** What you are asked to do **
Which lines of the records below contain the word "Ingresar"? Show each one.

START Data provided

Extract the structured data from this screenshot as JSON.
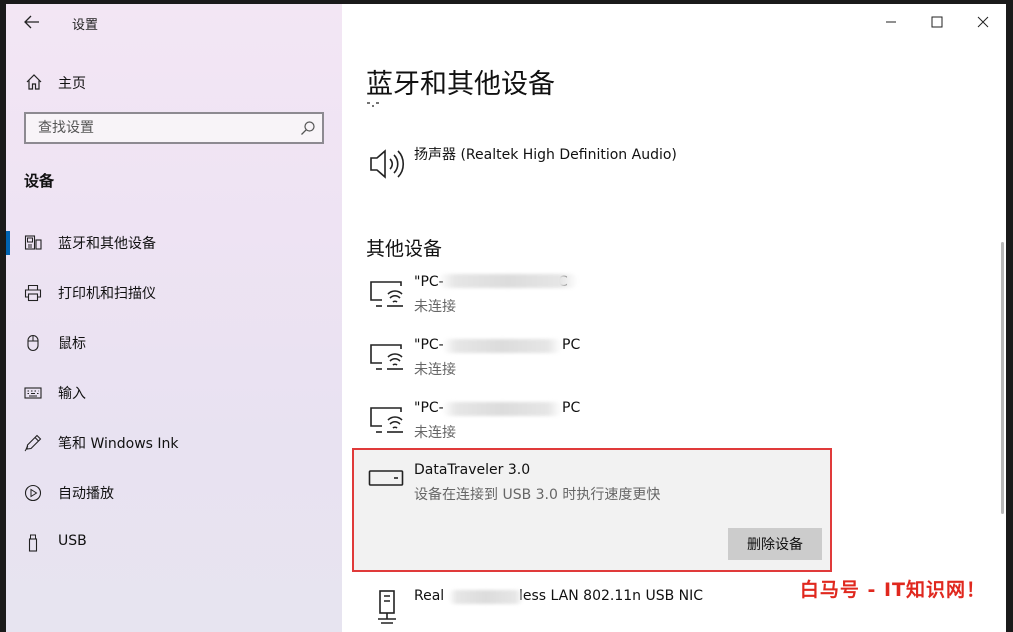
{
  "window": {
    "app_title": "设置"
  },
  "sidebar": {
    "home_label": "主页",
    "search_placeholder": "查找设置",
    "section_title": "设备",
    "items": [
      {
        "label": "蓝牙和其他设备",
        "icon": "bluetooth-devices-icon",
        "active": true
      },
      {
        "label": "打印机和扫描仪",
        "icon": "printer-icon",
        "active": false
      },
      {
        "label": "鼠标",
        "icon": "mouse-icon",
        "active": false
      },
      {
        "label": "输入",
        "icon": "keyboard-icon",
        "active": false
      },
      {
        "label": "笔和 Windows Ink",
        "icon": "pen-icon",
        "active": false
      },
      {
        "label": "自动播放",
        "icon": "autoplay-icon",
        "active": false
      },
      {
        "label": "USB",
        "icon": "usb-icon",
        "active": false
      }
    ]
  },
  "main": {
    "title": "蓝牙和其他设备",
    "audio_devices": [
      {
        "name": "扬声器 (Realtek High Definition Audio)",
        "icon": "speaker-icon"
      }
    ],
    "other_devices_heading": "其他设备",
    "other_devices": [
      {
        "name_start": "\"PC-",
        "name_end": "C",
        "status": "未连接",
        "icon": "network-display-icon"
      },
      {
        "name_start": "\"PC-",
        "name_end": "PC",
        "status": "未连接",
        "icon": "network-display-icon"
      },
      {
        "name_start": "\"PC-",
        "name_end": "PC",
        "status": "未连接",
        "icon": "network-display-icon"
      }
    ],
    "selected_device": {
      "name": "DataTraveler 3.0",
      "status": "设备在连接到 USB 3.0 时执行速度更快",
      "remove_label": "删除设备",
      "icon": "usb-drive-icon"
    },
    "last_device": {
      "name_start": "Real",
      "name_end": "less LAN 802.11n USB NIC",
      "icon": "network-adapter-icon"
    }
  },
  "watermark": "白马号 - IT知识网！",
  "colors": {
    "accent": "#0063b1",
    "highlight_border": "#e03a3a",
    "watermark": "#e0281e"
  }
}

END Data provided
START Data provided

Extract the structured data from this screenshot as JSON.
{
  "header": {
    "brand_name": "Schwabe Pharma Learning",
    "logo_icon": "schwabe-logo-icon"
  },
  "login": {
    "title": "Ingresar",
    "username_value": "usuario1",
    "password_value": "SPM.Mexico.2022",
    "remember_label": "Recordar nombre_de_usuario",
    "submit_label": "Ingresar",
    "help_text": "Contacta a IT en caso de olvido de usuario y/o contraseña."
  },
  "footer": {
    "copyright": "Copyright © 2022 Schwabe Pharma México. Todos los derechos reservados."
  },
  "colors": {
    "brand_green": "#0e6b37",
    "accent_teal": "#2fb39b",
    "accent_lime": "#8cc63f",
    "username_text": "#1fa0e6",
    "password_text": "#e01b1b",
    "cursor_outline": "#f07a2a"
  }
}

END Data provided

** Response **
    "title": "Ingresar",
    "submit_label": "Ingresar",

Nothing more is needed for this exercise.